Data records.
- - -

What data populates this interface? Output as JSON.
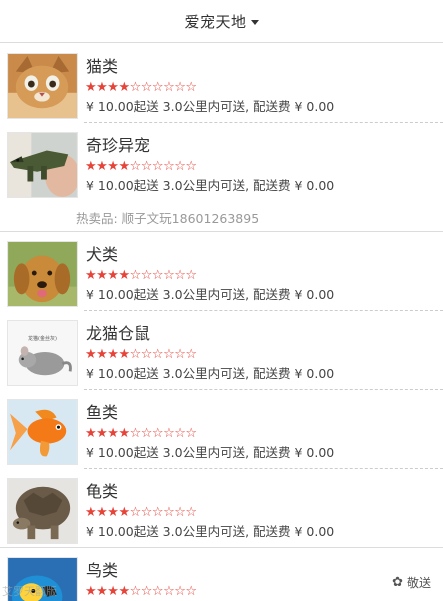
{
  "header": {
    "title": "爱宠天地"
  },
  "hot_label": "热卖品: 顺子文玩18601263895",
  "stars": {
    "filled": "★★★★",
    "empty": "☆☆☆☆☆☆",
    "rating": 4,
    "max": 10,
    "color": "#e64339"
  },
  "items": [
    {
      "name": "猫类",
      "meta": "¥ 10.00起送 3.0公里内可送, 配送费 ¥ 0.00",
      "thumb_icon": "cat-photo-icon"
    },
    {
      "name": "奇珍异宠",
      "meta": "¥ 10.00起送 3.0公里内可送, 配送费 ¥ 0.00",
      "thumb_icon": "crocodile-photo-icon"
    },
    {
      "name": "犬类",
      "meta": "¥ 10.00起送 3.0公里内可送, 配送费 ¥ 0.00",
      "thumb_icon": "dog-photo-icon"
    },
    {
      "name": "龙猫仓鼠",
      "meta": "¥ 10.00起送 3.0公里内可送, 配送费 ¥ 0.00",
      "thumb_icon": "chinchilla-photo-icon",
      "thumb_caption": "龙猫(金丝灰)"
    },
    {
      "name": "鱼类",
      "meta": "¥ 10.00起送 3.0公里内可送, 配送费 ¥ 0.00",
      "thumb_icon": "goldfish-photo-icon"
    },
    {
      "name": "龟类",
      "meta": "¥ 10.00起送 3.0公里内可送, 配送费 ¥ 0.00",
      "thumb_icon": "tortoise-photo-icon"
    },
    {
      "name": "鸟类",
      "meta": "",
      "thumb_icon": "parrot-photo-icon"
    }
  ],
  "footer": {
    "badge_label": "敬送",
    "badge_icon": "wechat-icon",
    "watermark": "艾罗天翻版"
  }
}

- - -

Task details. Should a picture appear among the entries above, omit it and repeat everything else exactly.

Answer to this problem.
What data populates this interface? Output as JSON.
{
  "header": {
    "title": "爱宠天地"
  },
  "hot_label": "热卖品: 顺子文玩18601263895",
  "stars": {
    "filled": "★★★★",
    "empty": "☆☆☆☆☆☆",
    "rating": 4,
    "max": 10,
    "color": "#e64339"
  },
  "items": [
    {
      "name": "猫类",
      "meta": "¥ 10.00起送 3.0公里内可送, 配送费 ¥ 0.00",
      "thumb_icon": "cat-photo-icon"
    },
    {
      "name": "奇珍异宠",
      "meta": "¥ 10.00起送 3.0公里内可送, 配送费 ¥ 0.00",
      "thumb_icon": "crocodile-photo-icon"
    },
    {
      "name": "犬类",
      "meta": "¥ 10.00起送 3.0公里内可送, 配送费 ¥ 0.00",
      "thumb_icon": "dog-photo-icon"
    },
    {
      "name": "龙猫仓鼠",
      "meta": "¥ 10.00起送 3.0公里内可送, 配送费 ¥ 0.00",
      "thumb_icon": "chinchilla-photo-icon",
      "thumb_caption": "龙猫(金丝灰)"
    },
    {
      "name": "鱼类",
      "meta": "¥ 10.00起送 3.0公里内可送, 配送费 ¥ 0.00",
      "thumb_icon": "goldfish-photo-icon"
    },
    {
      "name": "龟类",
      "meta": "¥ 10.00起送 3.0公里内可送, 配送费 ¥ 0.00",
      "thumb_icon": "tortoise-photo-icon"
    },
    {
      "name": "鸟类",
      "meta": "",
      "thumb_icon": "parrot-photo-icon"
    }
  ],
  "footer": {
    "badge_label": "敬送",
    "badge_icon": "wechat-icon",
    "watermark": "艾罗天翻版"
  }
}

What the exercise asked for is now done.